- Reputable research platforms: Utilize research platforms such as Morningstar and Seeking Alpha to access in-depth analysis and expert opinions.
Earning from market analysis
- Analyzing earnings reports: Stay updated on a company’s financial performance by studying its quarterly and annual earnings reports.
- Understanding analyst recommendations: Consider analyst reports and recommendations to gain insights into market sentiment towards specific stocks.
Managing Emotions and Psychology in Stock Trading
Mastering your emotions
- Controlling greed and fear: Avoid making impulsive decisions based on greed or fear, as these emotions can cloud judgment.
- Maintaining discipline during market turbulence: Stick to your trading plan and avoid reacting emotionally to short-term market fluctuations.
Developing a winning mindset
- Learning from losses and overcoming setbacks: Treat losses as learning opportunities and continuously improve your trading skills.
- Staying patient and disciplined: Don’t chase quick profits and follow disciplined trading practices to achieve long-term success.
Advanced Strategies for Seasoned Traders
Options trading: An introduction
- Understanding options and their role in trading: Learn about call and put options and how they can be used to hedge positions or speculate on price movements.

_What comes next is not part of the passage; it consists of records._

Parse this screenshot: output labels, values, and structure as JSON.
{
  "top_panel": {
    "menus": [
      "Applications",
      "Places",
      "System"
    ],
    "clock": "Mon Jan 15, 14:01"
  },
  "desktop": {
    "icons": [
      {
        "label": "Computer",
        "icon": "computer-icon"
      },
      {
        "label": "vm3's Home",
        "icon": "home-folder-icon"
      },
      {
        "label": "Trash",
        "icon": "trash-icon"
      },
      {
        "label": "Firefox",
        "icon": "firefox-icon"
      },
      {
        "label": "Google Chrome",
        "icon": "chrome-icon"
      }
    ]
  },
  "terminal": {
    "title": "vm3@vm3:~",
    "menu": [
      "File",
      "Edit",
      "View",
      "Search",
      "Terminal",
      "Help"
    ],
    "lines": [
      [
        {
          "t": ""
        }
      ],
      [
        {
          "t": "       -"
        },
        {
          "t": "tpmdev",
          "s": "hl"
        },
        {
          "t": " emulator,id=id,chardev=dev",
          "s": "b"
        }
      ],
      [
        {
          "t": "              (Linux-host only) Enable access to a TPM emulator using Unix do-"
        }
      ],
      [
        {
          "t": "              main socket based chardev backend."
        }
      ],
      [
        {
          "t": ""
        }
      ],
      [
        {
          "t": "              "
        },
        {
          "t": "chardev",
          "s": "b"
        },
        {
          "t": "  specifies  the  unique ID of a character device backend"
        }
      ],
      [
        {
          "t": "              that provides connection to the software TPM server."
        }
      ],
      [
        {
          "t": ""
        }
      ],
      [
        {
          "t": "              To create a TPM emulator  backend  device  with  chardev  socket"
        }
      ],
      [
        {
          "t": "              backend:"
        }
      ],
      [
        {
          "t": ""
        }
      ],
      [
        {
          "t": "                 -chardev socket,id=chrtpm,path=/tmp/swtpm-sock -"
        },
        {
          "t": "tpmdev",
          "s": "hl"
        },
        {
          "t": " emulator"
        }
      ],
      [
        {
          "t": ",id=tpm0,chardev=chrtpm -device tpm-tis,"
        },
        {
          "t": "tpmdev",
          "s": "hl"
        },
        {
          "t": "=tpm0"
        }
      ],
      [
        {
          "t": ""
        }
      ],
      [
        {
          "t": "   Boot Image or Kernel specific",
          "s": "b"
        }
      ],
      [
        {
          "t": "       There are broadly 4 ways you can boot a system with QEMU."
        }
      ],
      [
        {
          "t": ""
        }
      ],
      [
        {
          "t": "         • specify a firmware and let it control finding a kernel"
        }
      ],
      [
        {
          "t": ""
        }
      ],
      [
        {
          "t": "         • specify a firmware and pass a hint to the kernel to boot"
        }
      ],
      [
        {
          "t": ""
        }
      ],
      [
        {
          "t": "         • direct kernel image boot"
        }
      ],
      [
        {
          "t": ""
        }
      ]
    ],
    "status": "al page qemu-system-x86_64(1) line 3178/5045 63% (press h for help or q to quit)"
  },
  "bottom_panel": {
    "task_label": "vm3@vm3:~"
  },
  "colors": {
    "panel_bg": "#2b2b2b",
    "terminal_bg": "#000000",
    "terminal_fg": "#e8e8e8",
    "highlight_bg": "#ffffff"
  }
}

- Basic options strategies: Explore strategies like covered calls, protective puts, and straddle options to enhance your trading toolbox.

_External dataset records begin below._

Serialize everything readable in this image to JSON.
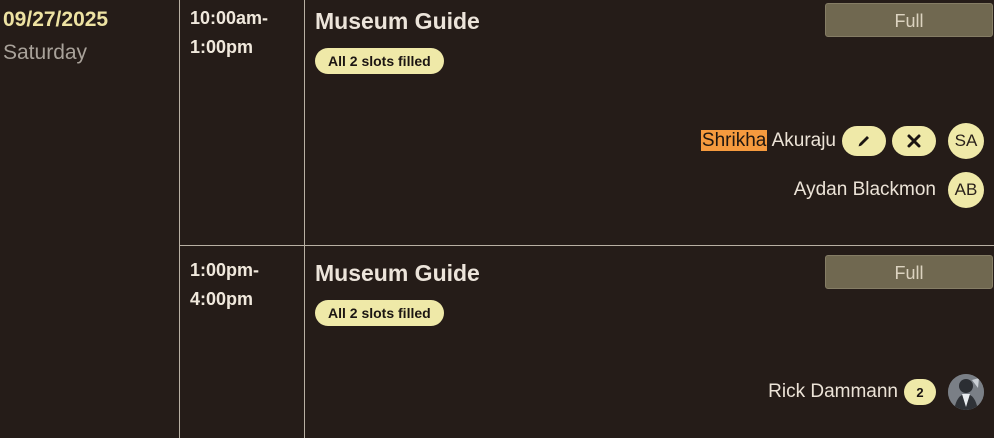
{
  "date": {
    "day": "09/27/2025",
    "weekday": "Saturday"
  },
  "slots": [
    {
      "time": [
        "10:00am-",
        "1:00pm"
      ],
      "title": "Museum Guide",
      "status_pill": "All 2 slots filled",
      "full_label": "Full",
      "people": [
        {
          "first": "Shrikha",
          "last": "Akuraju",
          "initials": "SA"
        },
        {
          "name": "Aydan Blackmon",
          "initials": "AB"
        }
      ]
    },
    {
      "time": [
        "1:00pm-",
        "4:00pm"
      ],
      "title": "Museum Guide",
      "status_pill": "All 2 slots filled",
      "full_label": "Full",
      "people": [
        {
          "name": "Rick Dammann",
          "count": "2"
        }
      ]
    }
  ],
  "icons": {
    "edit": "pencil-icon",
    "remove": "close-icon"
  },
  "colors": {
    "accent": "#efe9a8",
    "highlight": "#f59a3e",
    "full_button": "#706850"
  }
}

Short selling and margin trading
Understand the risks and rewards of short selling (profiting from a stock’s price decline) and margin trading (borrowing money to buy additional stocks).
Hedging techniques for risk management
Learn hedging strategies like using futures contracts, options, or inverse ETFs to protect existing positions against potential losses.
Summary and Key Takeaways
Recap of the main concepts covered
Review the key topics discussed throughout the article, including the importance of fundamental analysis, technical analysis, risk management, and continuous learning.
Importance of continuous learning and practice
Acknowledge the need for ongoing education, practice, and adaptation to navigate the dynamic stock market successfully.
Frequently Asked Questions (FAQs)
What is the minimum amount required to start stock market trading?
The minimum amount required to start trading stocks depends on various factors, including the brokerage account and the price of the stocks you wish to trade. While there is no universal minimum, some brokers may require as little as $500 to open an account.
How do I choose the right stocks to trade?
Choosing the right stocks involves conducting thorough research, analyzing financial data, and considering factors such as a company’s financial health, industry prospects, and market trends. Utilize fundamental and technical analysis to make informed decisions.
Can I trade stocks without a brokerage account?
No, you need a brokerage account to trade stocks. A brokerage account serves as a bridge between you and the stock market, allowing you to buy and sell stocks.
How long does it take to become a successful stock market trader?
Becoming a successful stock market trader requires time, effort, and continuous learning. While there is no fixed timeline, it usually takes several years to develop the necessary knowledge, skills, and experience to achieve consistent success.
What strategies work best for different market conditions?
Different market conditions call for different strategies. In a bullish market, strategies like trend following and momentum trading might be effective. In a bearish market, strategies like short selling and defensive stock selection might be more suitable. Adapt your strategies based on market conditions.